[Website and app data records]
------------
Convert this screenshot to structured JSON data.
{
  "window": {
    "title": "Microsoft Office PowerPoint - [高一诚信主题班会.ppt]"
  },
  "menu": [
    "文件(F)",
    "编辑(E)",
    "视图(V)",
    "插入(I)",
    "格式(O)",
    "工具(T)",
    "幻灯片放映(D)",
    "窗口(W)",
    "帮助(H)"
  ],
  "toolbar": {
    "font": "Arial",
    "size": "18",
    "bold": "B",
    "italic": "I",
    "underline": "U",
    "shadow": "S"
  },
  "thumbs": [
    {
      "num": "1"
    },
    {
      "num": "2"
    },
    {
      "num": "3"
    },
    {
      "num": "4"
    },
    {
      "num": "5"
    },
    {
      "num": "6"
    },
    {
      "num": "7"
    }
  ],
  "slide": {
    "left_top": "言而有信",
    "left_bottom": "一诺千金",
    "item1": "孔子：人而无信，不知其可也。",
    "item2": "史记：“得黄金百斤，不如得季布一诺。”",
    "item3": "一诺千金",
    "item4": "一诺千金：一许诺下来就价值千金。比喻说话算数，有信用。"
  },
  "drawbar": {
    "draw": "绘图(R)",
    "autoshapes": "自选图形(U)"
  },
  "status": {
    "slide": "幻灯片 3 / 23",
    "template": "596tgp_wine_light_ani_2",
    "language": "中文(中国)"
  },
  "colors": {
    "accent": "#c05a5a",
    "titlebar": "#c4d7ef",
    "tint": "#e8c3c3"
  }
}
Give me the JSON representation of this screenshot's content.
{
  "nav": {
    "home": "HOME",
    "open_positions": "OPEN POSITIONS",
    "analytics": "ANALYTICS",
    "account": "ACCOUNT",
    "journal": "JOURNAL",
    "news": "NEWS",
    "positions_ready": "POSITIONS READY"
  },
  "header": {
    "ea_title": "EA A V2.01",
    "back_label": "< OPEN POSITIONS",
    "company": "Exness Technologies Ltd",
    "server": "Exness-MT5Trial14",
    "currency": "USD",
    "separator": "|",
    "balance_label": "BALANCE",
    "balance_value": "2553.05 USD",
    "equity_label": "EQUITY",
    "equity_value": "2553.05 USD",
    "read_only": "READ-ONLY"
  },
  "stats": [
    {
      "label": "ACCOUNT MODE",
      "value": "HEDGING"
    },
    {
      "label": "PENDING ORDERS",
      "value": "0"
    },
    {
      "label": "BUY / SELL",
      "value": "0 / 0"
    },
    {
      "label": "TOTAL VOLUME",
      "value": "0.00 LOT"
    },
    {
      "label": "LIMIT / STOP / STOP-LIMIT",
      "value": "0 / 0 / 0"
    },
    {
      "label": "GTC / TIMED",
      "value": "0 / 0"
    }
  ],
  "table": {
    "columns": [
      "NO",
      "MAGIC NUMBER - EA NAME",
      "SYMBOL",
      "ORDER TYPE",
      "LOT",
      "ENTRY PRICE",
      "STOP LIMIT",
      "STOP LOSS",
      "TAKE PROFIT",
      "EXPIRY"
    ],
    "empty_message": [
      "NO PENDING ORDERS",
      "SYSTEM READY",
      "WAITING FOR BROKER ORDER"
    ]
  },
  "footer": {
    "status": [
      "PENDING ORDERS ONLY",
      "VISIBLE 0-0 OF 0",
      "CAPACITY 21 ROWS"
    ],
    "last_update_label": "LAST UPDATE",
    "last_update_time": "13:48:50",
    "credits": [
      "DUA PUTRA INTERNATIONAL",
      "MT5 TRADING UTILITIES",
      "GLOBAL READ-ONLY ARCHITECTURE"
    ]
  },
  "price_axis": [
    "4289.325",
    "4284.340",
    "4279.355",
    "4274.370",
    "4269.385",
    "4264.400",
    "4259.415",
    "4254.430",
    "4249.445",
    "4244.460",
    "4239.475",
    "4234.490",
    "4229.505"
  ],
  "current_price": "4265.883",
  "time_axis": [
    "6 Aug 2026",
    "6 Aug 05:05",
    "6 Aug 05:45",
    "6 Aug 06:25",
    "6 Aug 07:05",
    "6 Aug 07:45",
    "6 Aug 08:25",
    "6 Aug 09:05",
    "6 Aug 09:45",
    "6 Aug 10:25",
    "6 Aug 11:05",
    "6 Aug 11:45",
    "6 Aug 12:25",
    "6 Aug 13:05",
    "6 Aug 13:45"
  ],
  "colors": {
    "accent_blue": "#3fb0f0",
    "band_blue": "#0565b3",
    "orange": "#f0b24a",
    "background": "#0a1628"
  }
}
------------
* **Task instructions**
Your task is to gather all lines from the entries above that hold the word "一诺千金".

* **Worked solution**
    "left_bottom": "一诺千金",
    "item3": "一诺千金",
    "item4": "一诺千金：一许诺下来就价值千金。比喻说话算数，有信用。"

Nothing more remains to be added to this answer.